By MEGAN A. CONLAN and JESSICA GROOVER
ANNAPOLIS (Oct. 14, 2008)—Gov. Martin O'Malley said he regrets some of the budget cuts that will be voted on Wednesday, but told Maryland school superintendents that the cuts do not reflect a "lack of belief" in education programs.
O'Malley's comments on Tuesday came hours before state officials, at a packed budget hearing, slashed nearly $600 million from Maryland's expected revenue stream in the current fiscal year. The write-down was almost 40 percent higher than last month, when officials predicted a $432 million drop in revenue.
In his appearance before the Public School Superintendents Association of Maryland, O'Malley blamed the nation's economic downturn for the projected $420 million in budget cuts needed this fiscal year. The Board of Public Works, on which O'Malley sits, meets Wednesday to consider proposed cuts.
"It's going to cause some pain and discomfort all around," O'Malley said. "It's not because we want to do any of these things, but we must."
O'Malley also promoted the upcoming slots referendum, noting the additional revenue could help balance future state budgets. The referendum would authorize up to 15,000 slot machines at five locations around the state.
"There is an opportunity to close that loophole that currently allows $500 [million] to $600 million to leave our state to go to slots in Pennsylvania, Delaware and West Virginia," O'Malley said. "And instead keep those dollars here and make sure that those dollars make it to the classroom."
Slots opponent and fellow Board of Public Works member, Comptroller Peter Franchot, said in a press conference Tuesday that the slots proposal will not work and the state needs to find other ways to balance its budget.
"I will continue to say we're not going to tax or gamble our way out of this," Franchot said.
Regardless of the outcome of the slots referendum on Nov. 4, Franchot said that more budget cuts will be made in December and possibly later due to external economic events.
"We absolutely have to reform state spending," Franchot said.
Many of the proposed cuts would come from education, public safety and health services, which form about 80 percent of the state's budget. Franchot said that he is inclined to support the cuts.
More than 100 specific funding cuts are currently under consideration.
The Geographic Cost of Education Index, which provides more state funding for regions that have higher education costs, is one program that may receive cuts at some point. Other budget cuts could include funding for community colleges and disability assistance payments.
Although budget deficits are not unique to Maryland, a study by the Center on Budget and Policy Priorities released in September ranked Maryland's projected budget gap the 10th largest in the nation as a percentage of the total state budget.

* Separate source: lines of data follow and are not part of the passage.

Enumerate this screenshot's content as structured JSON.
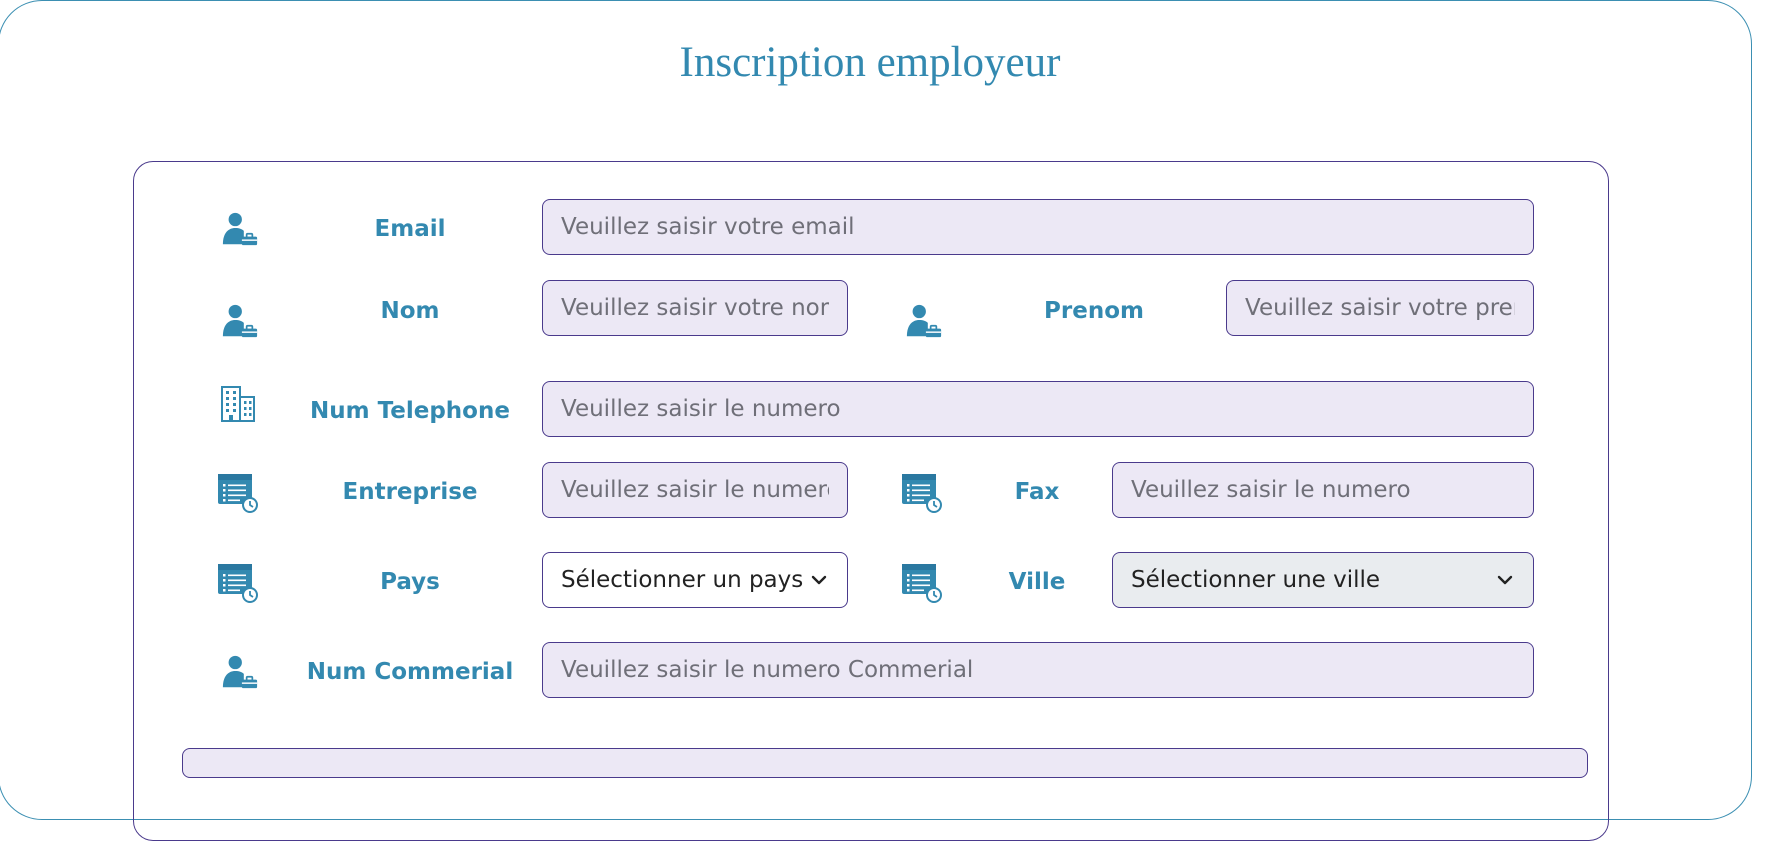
{
  "page": {
    "title": "Inscription employeur"
  },
  "form": {
    "email": {
      "label": "Email",
      "placeholder": "Veuillez saisir votre email",
      "icon": "user-badge-icon"
    },
    "nom": {
      "label": "Nom",
      "placeholder": "Veuillez saisir votre nom",
      "icon": "user-badge-icon"
    },
    "prenom": {
      "label": "Prenom",
      "placeholder": "Veuillez saisir votre prenom",
      "icon": "user-badge-icon"
    },
    "telephone": {
      "label": "Num Telephone",
      "placeholder": "Veuillez saisir le numero",
      "icon": "building-icon"
    },
    "entreprise": {
      "label": "Entreprise",
      "placeholder": "Veuillez saisir le numero",
      "icon": "schedule-list-icon"
    },
    "fax": {
      "label": "Fax",
      "placeholder": "Veuillez saisir le numero",
      "icon": "schedule-list-icon"
    },
    "pays": {
      "label": "Pays",
      "selected": "Sélectionner un pays",
      "icon": "schedule-list-icon"
    },
    "ville": {
      "label": "Ville",
      "selected": "Sélectionner une ville",
      "icon": "schedule-list-icon"
    },
    "commercial": {
      "label": "Num Commerial",
      "placeholder": "Veuillez saisir le numero Commerial",
      "icon": "user-badge-icon"
    }
  },
  "colors": {
    "accent": "#3389b0",
    "border": "#4a3a8c",
    "input_bg": "#ece8f5",
    "select_disabled_bg": "#e9ecef"
  }
}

"We're looking at some serious challenges and a national economic downturn the likes of which I certainly haven't seen in my lifetime," O'Malley said on Tuesday.
The Capital News Service and Eli Segall contributed to this report.